It was interesting, when I started doing it I felt like I was mostly competing with myself, because my three offers are very different so I was like wait, I'm just writing the three things I offer down here? Would it kind of be, I offer business systems consulting, I offer a course that helps people with their systems. So what I've written down as a potential competitor is, someone else who has a systems program, coaching and then a VA, would those be good things to kind of evaluate?
Yeah, I think those are good. I would actually even add Asana or Trello, like an app. The software is a service essentially, project management tools, systems management tools that are out there as a brand that you want to analyze as well. Just because since your market and my market are very overlapping, I know people sign up for those things thinking this is going to solve all my problems, right? If only I could just use Asana everyday I'll never drop the ball again. Well, it doesn't really work that way, but people are thinking along those lines, and that actually brings up a great point, because that competitive analysis, the market analysis, the other brands that you're looking at, it's not just what you think your competitors are. It's what your customer thinks the competitors are. It's all the things they're considering, not all the things you're considering to solve the question, fill the need, meet the goal.
Makes sense, okay.

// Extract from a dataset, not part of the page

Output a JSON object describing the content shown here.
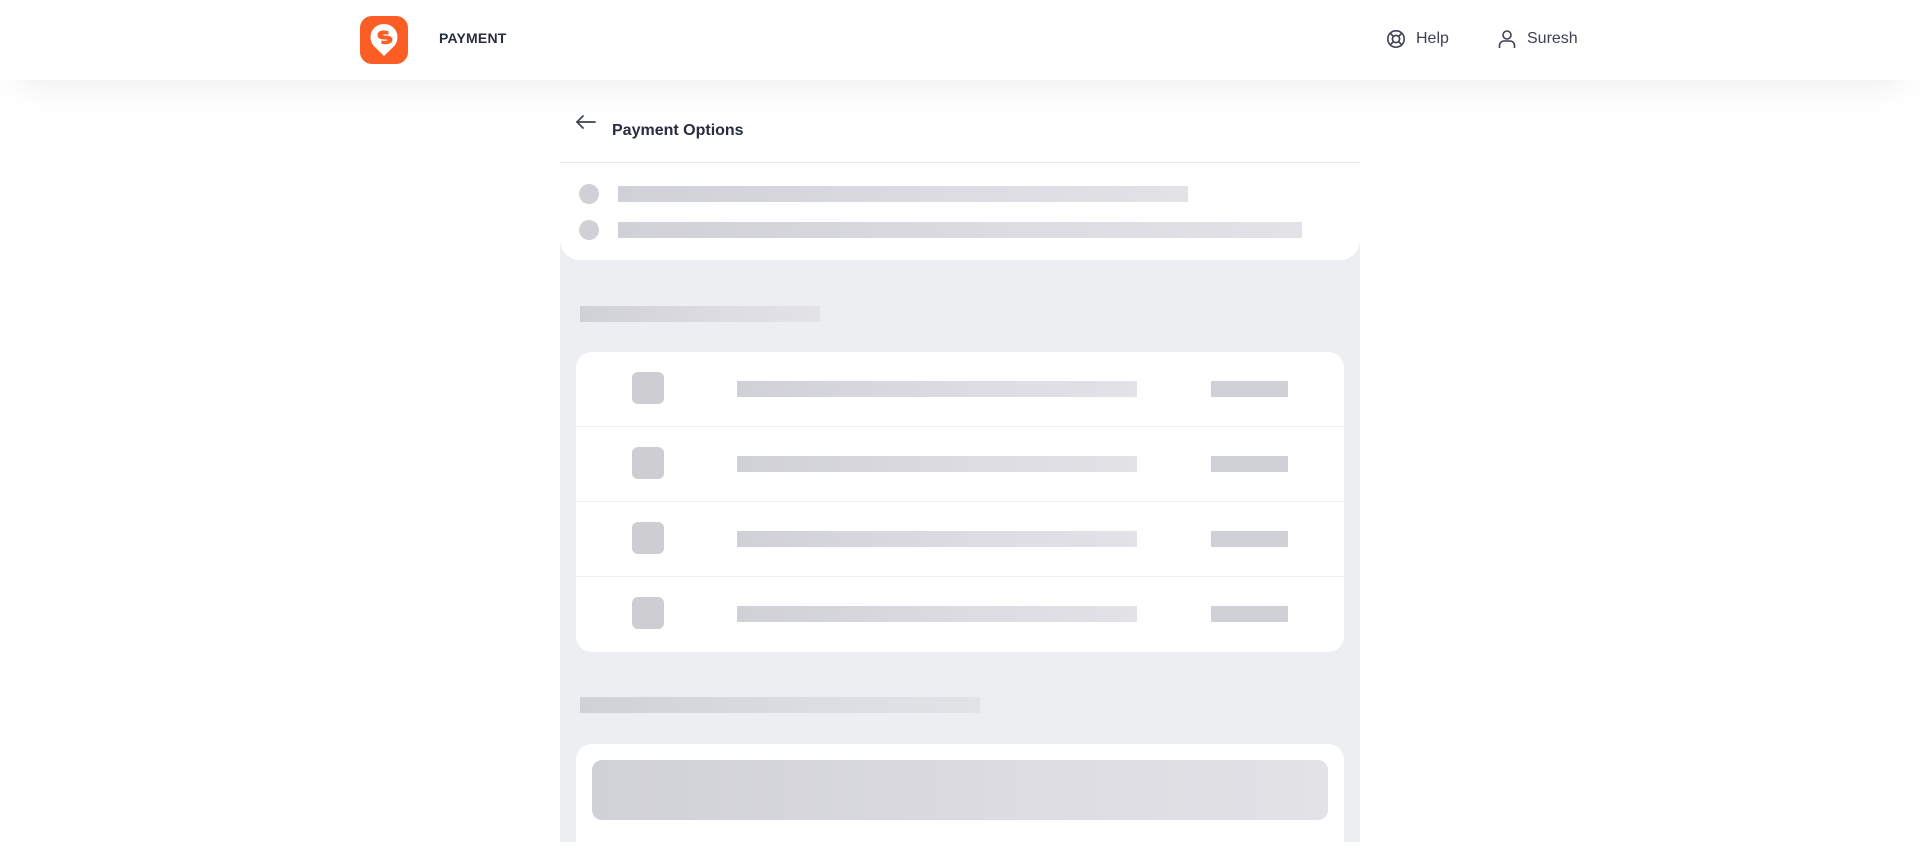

Okay? Cool. And so what your USP really comes down to is a very simple formula. I love formulas. I love giving you a template that you can use to make this really easy. And it's simply we sell, blank. But what we really offer is, blank. We sell, blank. But what we really offer, is blank. And when you can finish that statement, you can create a core offer that's completely aligned price to customer to style to availability to brand, you can tell a story that is 100% on point, so that when people see your brand, see your product, hear you speak, they get it immediately. Which is pretty cool, right? Okay, 'cause that's something we all need I think, yeah? Okay. So let's look at some examples here. Bombas USP is something like, "We sell socks, but what we really offer "is cutting edge comfort." We sell socks, but what we really offer is cutting edge comfort. In lesson one we looked at Airstory, the software product that allows content marketers and copywriters and marketing teams to collaborate with ease using templates and document tools that help them do that, and so Airstory might say, "We sell writing software, "but what we really offer is an easier way "to collaborate on your projects." We sell writing software, but what we really offer is an easier way to collaborate on your projects. So if that's the story they're going to tell, what's the price point for that? What's the customer for that? What's the brand need to look like behind that? How do they need to make that product available? How do they need to talk about it? What's the story that they're really telling? We sell writing software, but what we really offer is an easier way to collaborate on your projects. What kinds of different product development decisions are they gonna make? What features are they going to choose to include first, or before other features? If you know this story, you can create a completely aligned offer. So that people get it immediately. At CoCommercial, we sell a small business social network, but what we really offer is unprecedented access to people who have been there, done that. We sell a small business social network, but what we really offer is unprecedented access to people who have been there, done that. So what we sell is, but what we really offer is this other thing, okay?